After being delayed a few days, Oct 18 our concrete slab/floor was poured. It was pouring on all fronts. That was a wet wet day but a slow cure is a good cure so it only meant discomfort. A mech breakdown had a lot of guys standing around for an hour or so. Let me see, ten guys @ 50/hour… The concrete arrived and they were a well oiled machine. Many people are needed to make a lot of things happen fast. I would have liked to stay for it all but duty called but I got my video and pictures. This is a big milestone as the first floor can be framed and then plumbing, mechanical and electrical. Closer and closer to a reality. Is this real?
Now that the framing is being knocked out by the hard work and flexibility of the builders some of my finds are fitting in quite nicely. Spot the vintage steel fire egress ladder in there! This will be access to a storage loft. We have to have places to hide our unattractive so it doesn’t spoil the house (at least for a year until we give up). This is one of a few nooks and crannies for just that. Our son’s room will also have a loft space. Some found objects will make their way in his room too. Stay tuned…
Now that the outside shell is almost done you can start to see the form of the inside. So far my “random compositions” pattern language is working. The above photo is looking from the living room towards the kitchen. Those windows will integrate with the cabinets. Nothing is very symmetrical or aligned down here which has given the builders some “are you sure?” Moments. My answer is always no, but let’s do it anyway. Here is another shot that shows my situating of the house and windows relative to the sun and the land might also work!
Also note the random composition. This randomness combined with the “Modern cozy” language has also fuelled my used market pirating. (My builder called me a Used Victoria Pirate the other day). All my interior doors will be from around the city. I’ve also amassed a good collection of lighting and of course wood!
My dad used to say that to me all the time. It was a sarcastic take on the “dare to be different” saying rolling in the clarification of the criticism you have to be willing to take if you do so. I guess I can credit my dad with giving me the fortitude to build a house of my own design. I’m also glad I have a builder that is open to doing new things and providing invaluable experience in the design and build. The house designer that drafted the plans simply asked why on earth do you want all ICF walls? Short answer is to build a permanent house… A generational gift to my family. People have scratched their heads at the roof assembly most recently. I even thought to go back to a standard vented roof design in moments of cold feet but in the end stuck to this – not unique – but novel design. Credit goes to my GC for design consultation and on site building adjustments. It’s not unique in that it’s a unvented “hot roof”. It’s novel in that it’s a two part roof with added eaves. Added eaves aren’t unique either but I’m pretty sure you won’t find many roofs built like this. The roof rafters don’t protrude past the envelope of the building. This creates a contiguous envelope of exterior insulation with no thermal bridging at all. The exterior foam layer from the ICF meets with a layer of foam capping the roof creating a single unified body with the walls and roof. Then the eaves are added with purlins to create an air layer under the deck of the finished roof. Like a cap. I guess it’s a hybrid vented/unvented roof. Here are some pics of the roof being built to illustrate my/our insanity.

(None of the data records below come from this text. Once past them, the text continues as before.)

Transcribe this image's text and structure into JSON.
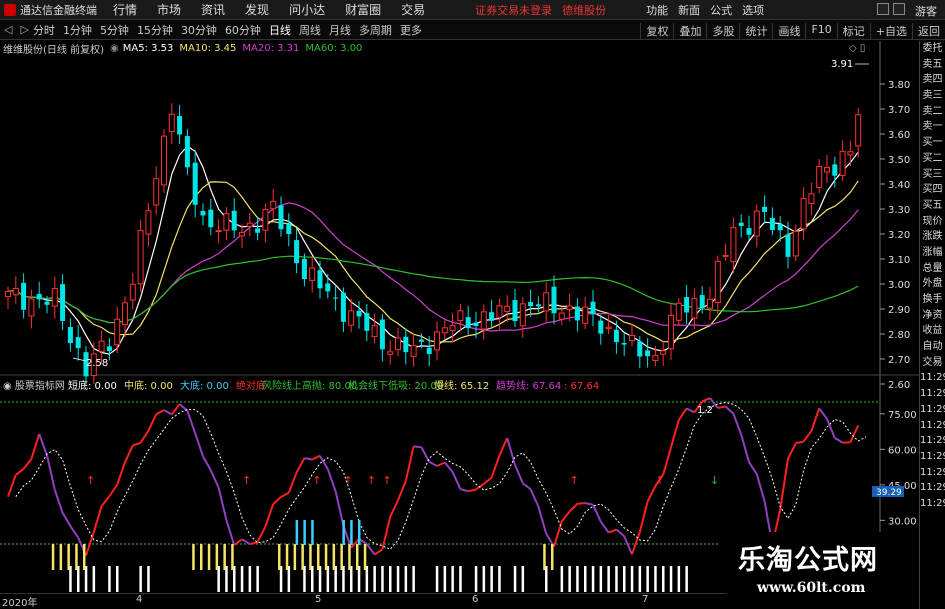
{
  "menubar": {
    "app_title": "通达信金融终端",
    "items": [
      "行情",
      "市场",
      "资讯",
      "发现",
      "问小达",
      "财富圈",
      "交易"
    ],
    "broker_status": "证券交易未登录",
    "broker_name": "德维股份",
    "right_items": [
      "功能",
      "新面",
      "公式",
      "选项"
    ],
    "guest": "游客"
  },
  "toolbar": {
    "periods": [
      "分时",
      "1分钟",
      "5分钟",
      "15分钟",
      "30分钟",
      "60分钟",
      "日线",
      "周线",
      "月线",
      "多周期",
      "更多"
    ],
    "active_period": "日线",
    "right_buttons": [
      "复权",
      "叠加",
      "多股",
      "统计",
      "画线",
      "F10",
      "标记",
      "+自选",
      "返回"
    ]
  },
  "main_chart": {
    "title": "维维股份(日线 前复权)",
    "ma": [
      {
        "label": "MA5: 3.53",
        "color": "#ffffff"
      },
      {
        "label": "MA10: 3.45",
        "color": "#f5e36a"
      },
      {
        "label": "MA20: 3.31",
        "color": "#d040d0"
      },
      {
        "label": "MA60: 3.00",
        "color": "#30c030"
      }
    ],
    "high_label": "3.91",
    "low_label": "2.58",
    "y_ticks": [
      "3.80",
      "3.70",
      "3.60",
      "3.50",
      "3.40",
      "3.30",
      "3.20",
      "3.10",
      "3.00",
      "2.90",
      "2.80",
      "2.70",
      "2.60"
    ]
  },
  "indicator": {
    "name": "股票指标网",
    "items": [
      {
        "label": "短底: 0.00",
        "color": "#ffffff"
      },
      {
        "label": "中底: 0.00",
        "color": "#f5e36a"
      },
      {
        "label": "大底: 0.00",
        "color": "#3fd0ff"
      },
      {
        "label": "绝对底",
        "color": "#ff3030"
      },
      {
        "label": "风险线上高抛: 80.00",
        "color": "#30c030"
      },
      {
        "label": "机会线下低吸: 20.00",
        "color": "#30c030"
      },
      {
        "label": "慢线: 65.12",
        "color": "#f5e36a"
      },
      {
        "label": "趋势线: 67.64",
        "color": "#d040d0"
      },
      {
        "label": ": 67.64",
        "color": "#ff3030"
      }
    ],
    "peak_label": "1.2",
    "y_ticks": [
      "75.00",
      "60.00",
      "45.00",
      "30.00"
    ],
    "highlight_value": "39.29"
  },
  "side_panel": [
    "委托",
    "卖五",
    "卖四",
    "卖三",
    "卖二",
    "卖一",
    "买一",
    "买二",
    "买三",
    "买四",
    "买五",
    "现价",
    "涨跌",
    "涨幅",
    "总量",
    "外盘",
    "换手",
    "净资",
    "收益",
    "自动",
    "交易",
    "11:29",
    "11:29",
    "11:29",
    "11:29",
    "11:29",
    "11:29",
    "11:29",
    "11:29",
    "11:29"
  ],
  "dates": [
    "2020年",
    "4",
    "5",
    "6",
    "7"
  ],
  "watermark": {
    "title": "乐淘公式网",
    "url": "www.60lt.com"
  },
  "colors": {
    "up": "#ff3030",
    "down": "#00e6e6",
    "ma5": "#ffffff",
    "ma10": "#f5e36a",
    "ma20": "#d040d0",
    "ma60": "#30c030"
  }
}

We methodically make progress with great weather and a plan on track. The second floor is taking shape. It will be done in two stages. The first is done and concrete poured. The second stage will complete the rake of the roof line and the garage/studio will be done. Then it’s the roof. The roof is not entirely a typical design. The overhangs are all added eaves. The engineer was ok with it so I’m feeling confident about it. No thermal bridges and contiguous foam envelope and super insulated. I expect a very even temperature with little energy use. I’ll post the technical drawings another time. Here is some photo progress.